2020 was a tumultuous year for elections in the United States with confidence in the voting process shaken for many people during a nationwide pandemic.
The pandemic saw more people than ever before voting absentee or even by mail, which sparked a lot of outrage among many Republicans who said the expanded access to mail-in voting opens the door for voter fraud.
This is something new Indiana Secretary of State Holli Sullivan is privy to in having expertise in cybersecurity when it comes to the state’s elections.
“I did carry the bill for the Secretary of State’s office before the 2020 election that enabled and funded the cybersecurity (of elections) that was put in place before the 2020 election in Indiana,” Sullivan told Indy Politics.
Sullivan was the state representative from Evansville when she pushed that bill in the state legislature. Now as Secretary of State, having replaced the now-retired Connie Lawson, she gets to put that into practice.
Still, Sullivan acknowledges that not everyone is confident in the voting process. This is why she is going on a county-by-county tour to talk to election leaders on the local level to gauge voter confidence.
“We want to take some information from Hoosiers to understand what their level of voter confidence is post-election,” she said. “They’ve been hearing from places like Georgia and Pennsylvania.”
Election results were challenged in those places last year which sparked a lot of speculation over the possibility of voter fraud. Sullivan is making it clear that what goes on in other states as far as the election process has nothing to do with what takes place in Indiana.
Looking further ahead, Sullivan feels that voting centers, which allow people to vote anywhere in their county without having to worry about voting specifically within the confines of their district, are the way of the future.
“As Hoosiers travel through county lines to go to work now, they want to be able to vote where it’s convenient on their daily path and how they travel,” she said.

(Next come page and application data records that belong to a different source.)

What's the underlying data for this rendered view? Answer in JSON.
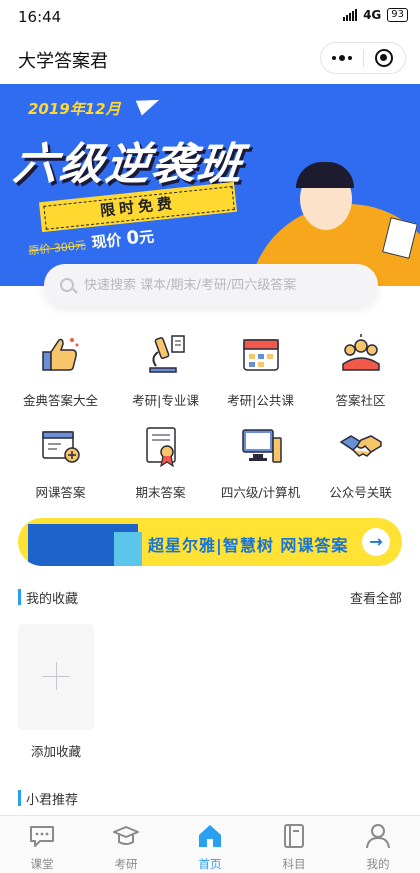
{
  "status_bar": {
    "time": "16:44",
    "network": "4G",
    "battery": "93"
  },
  "header": {
    "title": "大学答案君"
  },
  "banner": {
    "date": "2019年12月",
    "headline": "六级逆袭班",
    "tag": "限时免费",
    "old_price": "原价 300元",
    "new_price_prefix": "现价",
    "new_price_value": "0",
    "new_price_unit": "元"
  },
  "search": {
    "placeholder": "快速搜索 课本/期末/考研/四六级答案"
  },
  "grid": {
    "items": [
      {
        "label": "金典答案大全",
        "icon": "thumbs-up-icon"
      },
      {
        "label": "考研|专业课",
        "icon": "microscope-icon"
      },
      {
        "label": "考研|公共课",
        "icon": "calendar-icon"
      },
      {
        "label": "答案社区",
        "icon": "community-icon"
      },
      {
        "label": "网课答案",
        "icon": "online-course-icon"
      },
      {
        "label": "期末答案",
        "icon": "certificate-icon"
      },
      {
        "label": "四六级/计算机",
        "icon": "computer-icon"
      },
      {
        "label": "公众号关联",
        "icon": "handshake-icon"
      }
    ]
  },
  "promo": {
    "text": "超星尔雅|智慧树 网课答案",
    "arrow": "→"
  },
  "favorites": {
    "title": "我的收藏",
    "view_all": "查看全部",
    "add_label": "添加收藏"
  },
  "recommend": {
    "title": "小君推荐"
  },
  "tab_bar": {
    "items": [
      {
        "label": "课堂",
        "icon": "chat-icon",
        "active": false
      },
      {
        "label": "考研",
        "icon": "graduation-cap-icon",
        "active": false
      },
      {
        "label": "首页",
        "icon": "home-icon",
        "active": true
      },
      {
        "label": "科目",
        "icon": "book-icon",
        "active": false
      },
      {
        "label": "我的",
        "icon": "user-icon",
        "active": false
      }
    ]
  },
  "colors": {
    "accent": "#2aa0f0",
    "banner_bg": "#2f6cf0",
    "promo_bg": "#ffe234",
    "highlight": "#ffd930"
  }
}
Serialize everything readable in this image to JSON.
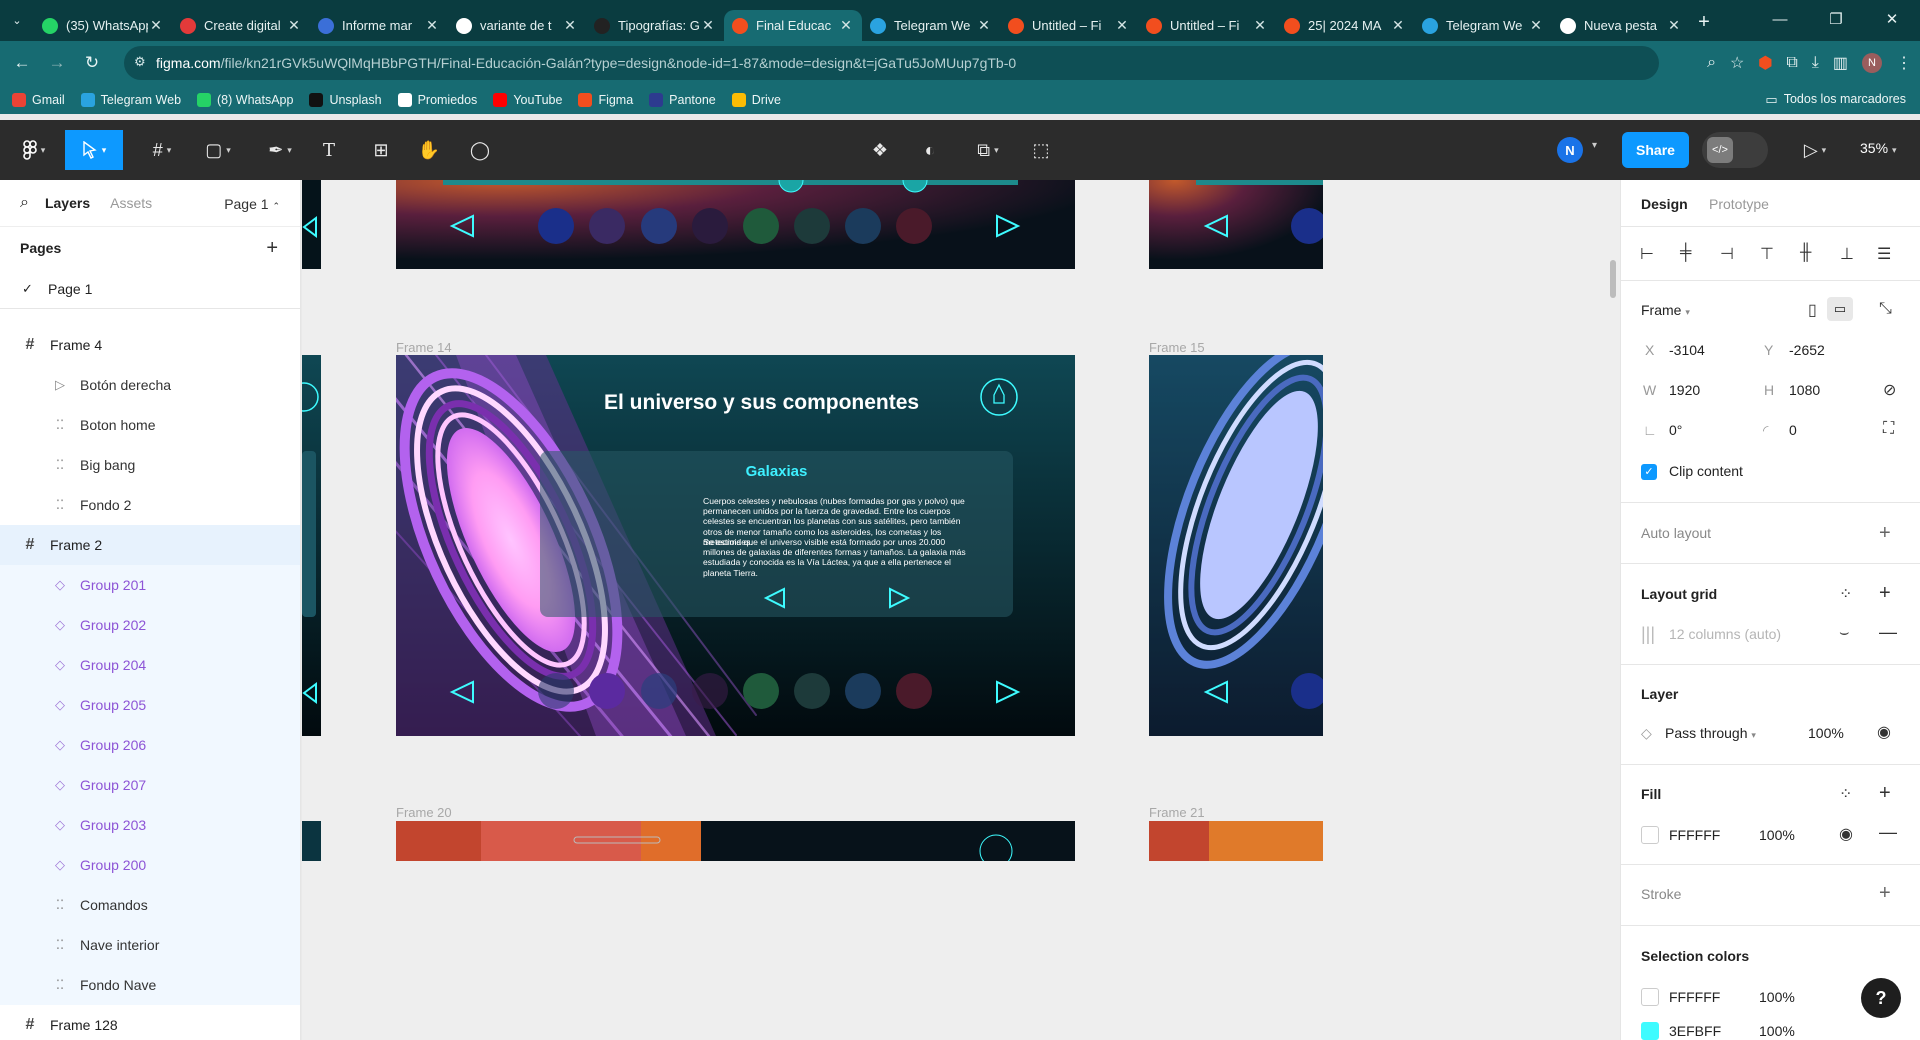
{
  "browser": {
    "tabs": [
      {
        "title": "(35) WhatsApp",
        "icon": "whatsapp-icon",
        "color": "#25d366"
      },
      {
        "title": "Create digital",
        "icon": "canva-icon",
        "color": "#e33a3a"
      },
      {
        "title": "Informe mar",
        "icon": "docs-icon",
        "color": "#3b6fd8"
      },
      {
        "title": "variante de t",
        "icon": "google-icon",
        "color": "#ffffff"
      },
      {
        "title": "Tipografías: G",
        "icon": "notion-icon",
        "color": "#222222"
      },
      {
        "title": "Final Educac",
        "icon": "figma-icon",
        "color": "#f24e1e",
        "active": true
      },
      {
        "title": "Telegram We",
        "icon": "telegram-icon",
        "color": "#2aa3e0"
      },
      {
        "title": "Untitled – Fi",
        "icon": "figma-icon",
        "color": "#f24e1e"
      },
      {
        "title": "Untitled – Fi",
        "icon": "figma-icon",
        "color": "#f24e1e"
      },
      {
        "title": "25| 2024 MA",
        "icon": "figma-icon",
        "color": "#f24e1e"
      },
      {
        "title": "Telegram We",
        "icon": "telegram-icon",
        "color": "#2aa3e0"
      },
      {
        "title": "Nueva pesta",
        "icon": "chrome-icon",
        "color": "#ffffff"
      }
    ],
    "new_tab": "+",
    "url_host": "figma.com",
    "url_path": "/file/kn21rGVk5uWQlMqHBbPGTH/Final-Educación-Galán?type=design&node-id=1-87&mode=design&t=jGaTu5JoMUup7gTb-0",
    "bookmarks": [
      {
        "label": "Gmail",
        "color": "#ea4335"
      },
      {
        "label": "Telegram Web",
        "color": "#2aa3e0"
      },
      {
        "label": "(8) WhatsApp",
        "color": "#25d366"
      },
      {
        "label": "Unsplash",
        "color": "#111111"
      },
      {
        "label": "Promiedos",
        "color": "#ffffff"
      },
      {
        "label": "YouTube",
        "color": "#ff0000"
      },
      {
        "label": "Figma",
        "color": "#f24e1e"
      },
      {
        "label": "Pantone",
        "color": "#2d3b8f"
      },
      {
        "label": "Drive",
        "color": "#fbbc04"
      }
    ],
    "all_bookmarks": "Todos los marcadores"
  },
  "toolbar": {
    "share": "Share",
    "avatar": "N",
    "zoom": "35%"
  },
  "layers_panel": {
    "tab_layers": "Layers",
    "tab_assets": "Assets",
    "page_selector": "Page 1",
    "pages_title": "Pages",
    "pages": [
      "Page 1"
    ],
    "layers": [
      {
        "name": "Frame 4",
        "kind": "frame"
      },
      {
        "name": "Botón derecha",
        "kind": "child",
        "icon": "play"
      },
      {
        "name": "Boton home",
        "kind": "child",
        "icon": "group"
      },
      {
        "name": "Big bang",
        "kind": "child",
        "icon": "group"
      },
      {
        "name": "Fondo 2",
        "kind": "child",
        "icon": "group"
      },
      {
        "name": "Frame 2",
        "kind": "frame",
        "selected": true
      },
      {
        "name": "Group 201",
        "kind": "comp"
      },
      {
        "name": "Group 202",
        "kind": "comp"
      },
      {
        "name": "Group 204",
        "kind": "comp"
      },
      {
        "name": "Group 205",
        "kind": "comp"
      },
      {
        "name": "Group 206",
        "kind": "comp"
      },
      {
        "name": "Group 207",
        "kind": "comp"
      },
      {
        "name": "Group 203",
        "kind": "comp"
      },
      {
        "name": "Group 200",
        "kind": "comp"
      },
      {
        "name": "Comandos",
        "kind": "inside"
      },
      {
        "name": "Nave interior",
        "kind": "inside"
      },
      {
        "name": "Fondo Nave",
        "kind": "inside"
      },
      {
        "name": "Frame 128",
        "kind": "frame"
      }
    ]
  },
  "canvas": {
    "frame_labels": {
      "f14": "Frame 14",
      "f15": "Frame 15",
      "f20": "Frame 20",
      "f21": "Frame 21"
    },
    "slide_title": "El universo y sus  componentes",
    "box_heading": "Galaxias",
    "box_p1": "Cuerpos celestes y nebulosas (nubes formadas por gas y polvo) que permanecen unidos por la fuerza de gravedad. Entre los cuerpos celestes se encuentran los planetas con sus satélites, pero también otros de menor tamaño como los asteroides, los cometas y los meteoroides.",
    "box_p2": "Se estima que el universo visible está formado por unos 20.000 millones de galaxias de diferentes formas y tamaños. La galaxia más estudiada y conocida es la Vía Láctea, ya que a ella pertenece el planeta Tierra."
  },
  "design_panel": {
    "tab_design": "Design",
    "tab_prototype": "Prototype",
    "frame_label": "Frame",
    "x_label": "X",
    "x": "-3104",
    "y_label": "Y",
    "y": "-2652",
    "w_label": "W",
    "w": "1920",
    "h_label": "H",
    "h": "1080",
    "rotation": "0°",
    "radius": "0",
    "clip_content": "Clip content",
    "auto_layout": "Auto layout",
    "layout_grid": "Layout grid",
    "grid_value": "12 columns (auto)",
    "layer": "Layer",
    "blend": "Pass through",
    "opacity": "100%",
    "fill": "Fill",
    "fill_hex": "FFFFFF",
    "fill_opacity": "100%",
    "stroke": "Stroke",
    "selection_colors": "Selection colors",
    "sel_colors": [
      {
        "hex": "FFFFFF",
        "opacity": "100%",
        "swatch": "#ffffff"
      },
      {
        "hex": "3EFBFF",
        "opacity": "100%",
        "swatch": "#3efbff"
      }
    ],
    "help": "?"
  }
}
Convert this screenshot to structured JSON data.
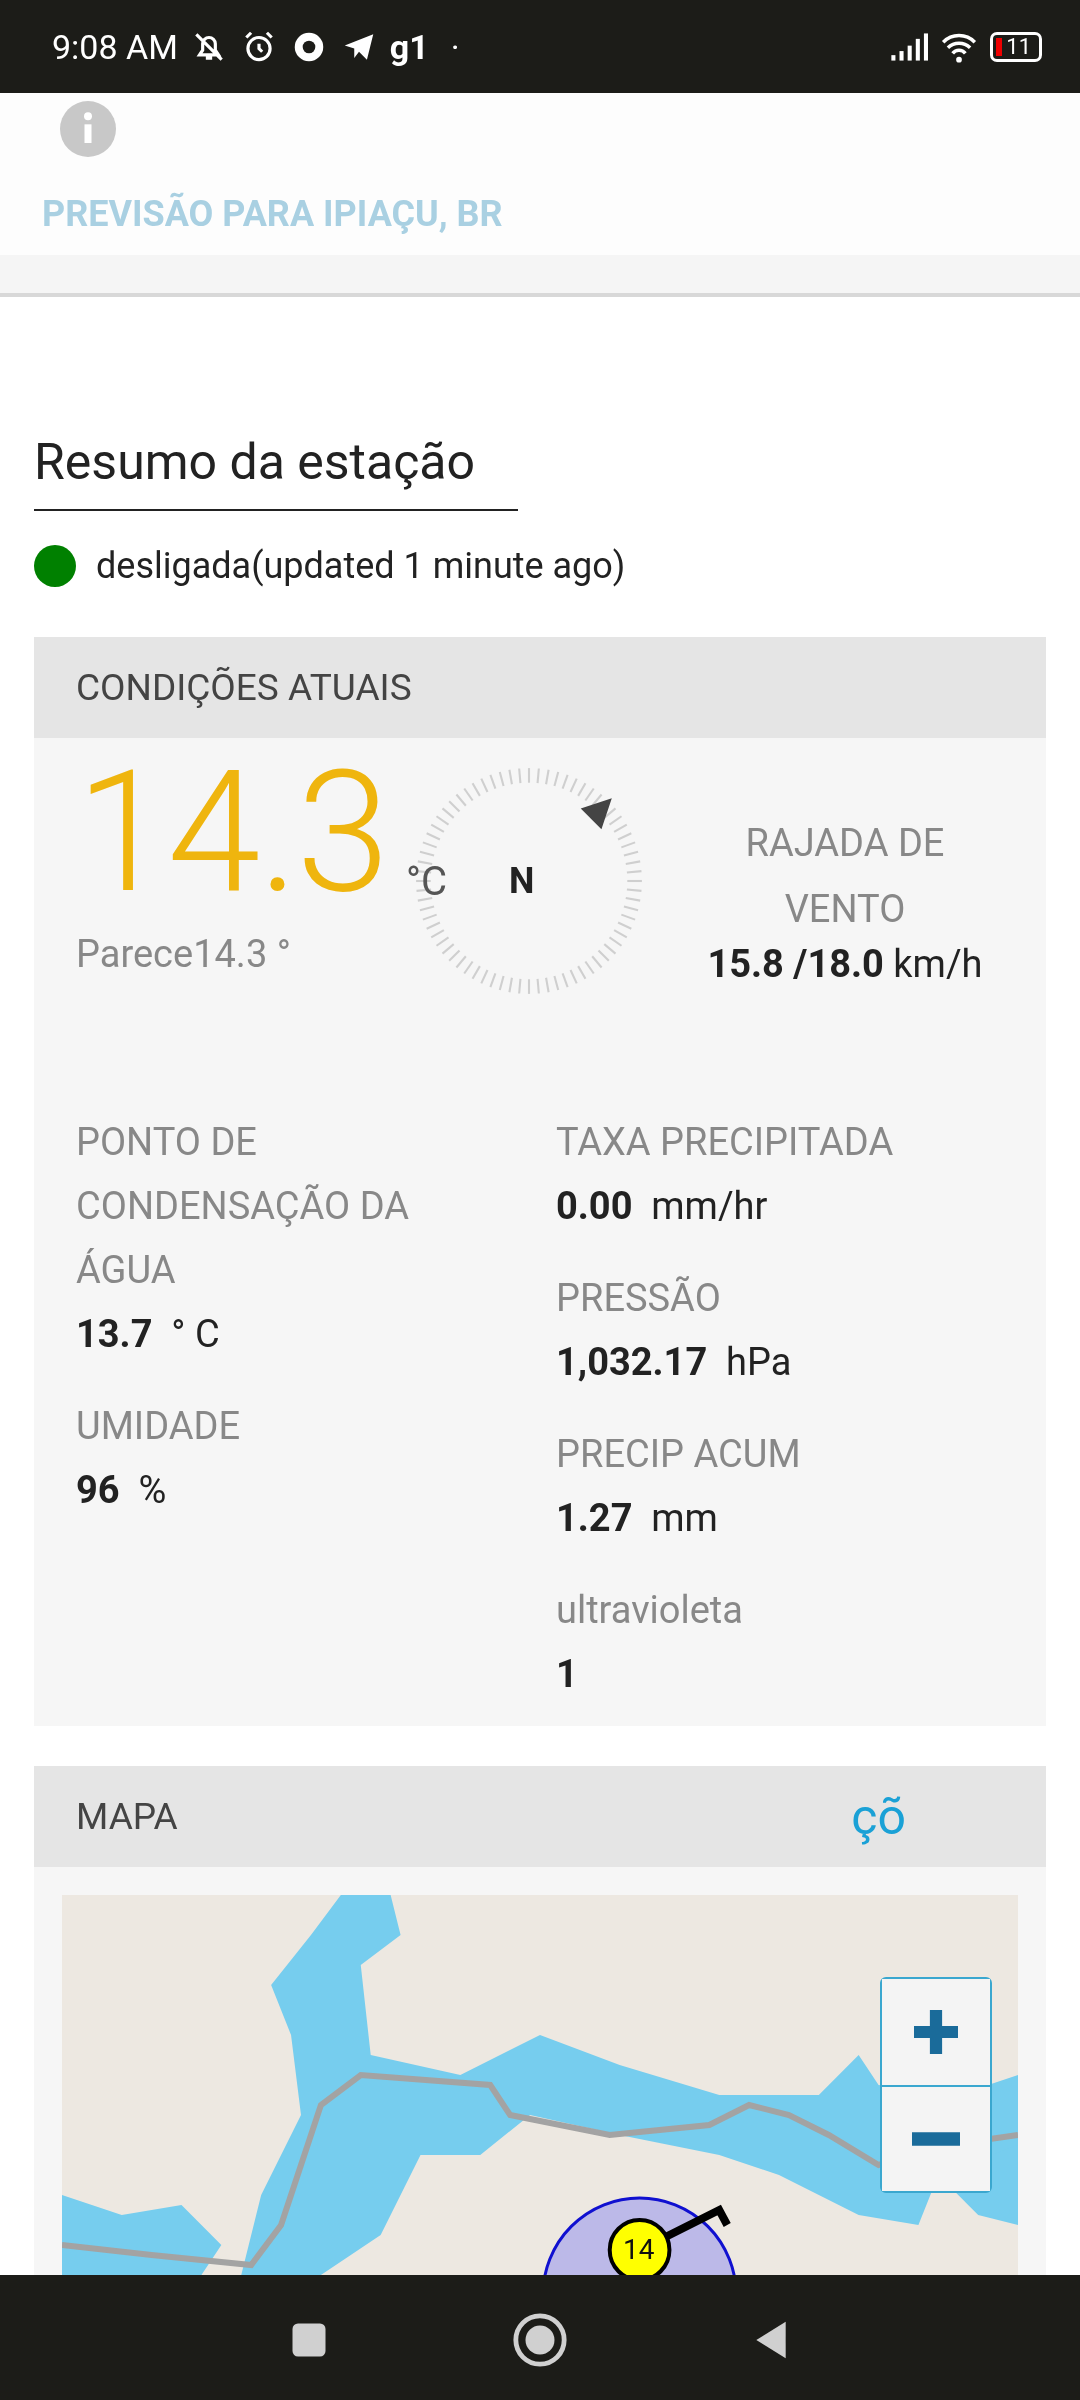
{
  "status_bar": {
    "time": "9:08 AM",
    "app_label": "g1",
    "dot": "·",
    "battery": "11"
  },
  "header": {
    "title": "PREVISÃO PARA IPIAÇU, BR"
  },
  "station": {
    "heading": "Resumo da estação",
    "status": "desligada(updated 1 minute ago)",
    "color": "#008000"
  },
  "current": {
    "heading": "CONDIÇÕES ATUAIS",
    "temperature": "14.3",
    "unit": "°C",
    "compass_label": "N",
    "feels_like": "Parece14.3 °",
    "gust_label": "RAJADA DE VENTO",
    "gust_value": "15.8 /18.0",
    "gust_unit": "km/h",
    "left": [
      {
        "label": "PONTO DE CONDENSAÇÃO DA ÁGUA",
        "value": "13.7",
        "unit": "° C"
      },
      {
        "label": "UMIDADE",
        "value": "96",
        "unit": "%"
      }
    ],
    "right": [
      {
        "label": "TAXA PRECIPITADA",
        "value": "0.00",
        "unit": "mm/hr"
      },
      {
        "label": "PRESSÃO",
        "value": "1,032.17",
        "unit": "hPa"
      },
      {
        "label": "PRECIP ACUM",
        "value": "1.27",
        "unit": "mm"
      },
      {
        "label": "ultravioleta",
        "value": "1"
      }
    ]
  },
  "map": {
    "heading": "MAPA",
    "link": "çõ",
    "marker": "14"
  }
}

As far as looking at the possibility of statewide voting centers, which would allow people to vote anywhere in the state regardless of location, Sullivan said it’s something to look at but that the state’s voting infrastructure is nowhere near ready for it.